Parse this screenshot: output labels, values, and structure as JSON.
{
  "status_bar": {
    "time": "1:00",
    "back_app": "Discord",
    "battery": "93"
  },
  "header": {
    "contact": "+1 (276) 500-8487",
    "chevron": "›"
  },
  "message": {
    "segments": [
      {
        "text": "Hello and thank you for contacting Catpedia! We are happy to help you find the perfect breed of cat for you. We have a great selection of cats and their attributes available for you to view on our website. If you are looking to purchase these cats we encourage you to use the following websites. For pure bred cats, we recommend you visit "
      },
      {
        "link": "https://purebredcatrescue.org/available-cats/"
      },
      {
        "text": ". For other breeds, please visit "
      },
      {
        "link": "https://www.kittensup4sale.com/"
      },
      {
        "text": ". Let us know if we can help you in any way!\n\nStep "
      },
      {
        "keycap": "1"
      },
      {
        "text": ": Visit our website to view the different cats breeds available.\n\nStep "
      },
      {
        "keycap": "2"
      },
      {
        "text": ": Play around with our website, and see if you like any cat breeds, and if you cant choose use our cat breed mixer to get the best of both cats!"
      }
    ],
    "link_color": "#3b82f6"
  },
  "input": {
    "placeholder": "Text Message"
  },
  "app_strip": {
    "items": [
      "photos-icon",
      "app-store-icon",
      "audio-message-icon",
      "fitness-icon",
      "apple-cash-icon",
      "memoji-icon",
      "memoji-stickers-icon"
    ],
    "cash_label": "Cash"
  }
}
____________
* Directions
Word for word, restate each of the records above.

* Exercise result
Parse this screenshot: output labels, values, and structure as JSON.
{
  "status_bar": {
    "time": "1:00",
    "back_app": "Discord",
    "battery": "93"
  },
  "header": {
    "contact": "+1 (276) 500-8487",
    "chevron": "›"
  },
  "message": {
    "segments": [
      {
        "text": "Hello and thank you for contacting Catpedia! We are happy to help you find the perfect breed of cat for you. We have a great selection of cats and their attributes available for you to view on our website. If you are looking to purchase these cats we encourage you to use the following websites. For pure bred cats, we recommend you visit "
      },
      {
        "link": "https://purebredcatrescue.org/available-cats/"
      },
      {
        "text": ". For other breeds, please visit "
      },
      {
        "link": "https://www.kittensup4sale.com/"
      },
      {
        "text": ". Let us know if we can help you in any way!\n\nStep "
      },
      {
        "keycap": "1"
      },
      {
        "text": ": Visit our website to view the different cats breeds available.\n\nStep "
      },
      {
        "keycap": "2"
      },
      {
        "text": ": Play around with our website, and see if you like any cat breeds, and if you cant choose use our cat breed mixer to get the best of both cats!"
      }
    ],
    "link_color": "#3b82f6"
  },
  "input": {
    "placeholder": "Text Message"
  },
  "app_strip": {
    "items": [
      "photos-icon",
      "app-store-icon",
      "audio-message-icon",
      "fitness-icon",
      "apple-cash-icon",
      "memoji-icon",
      "memoji-stickers-icon"
    ],
    "cash_label": "Cash"
  }
}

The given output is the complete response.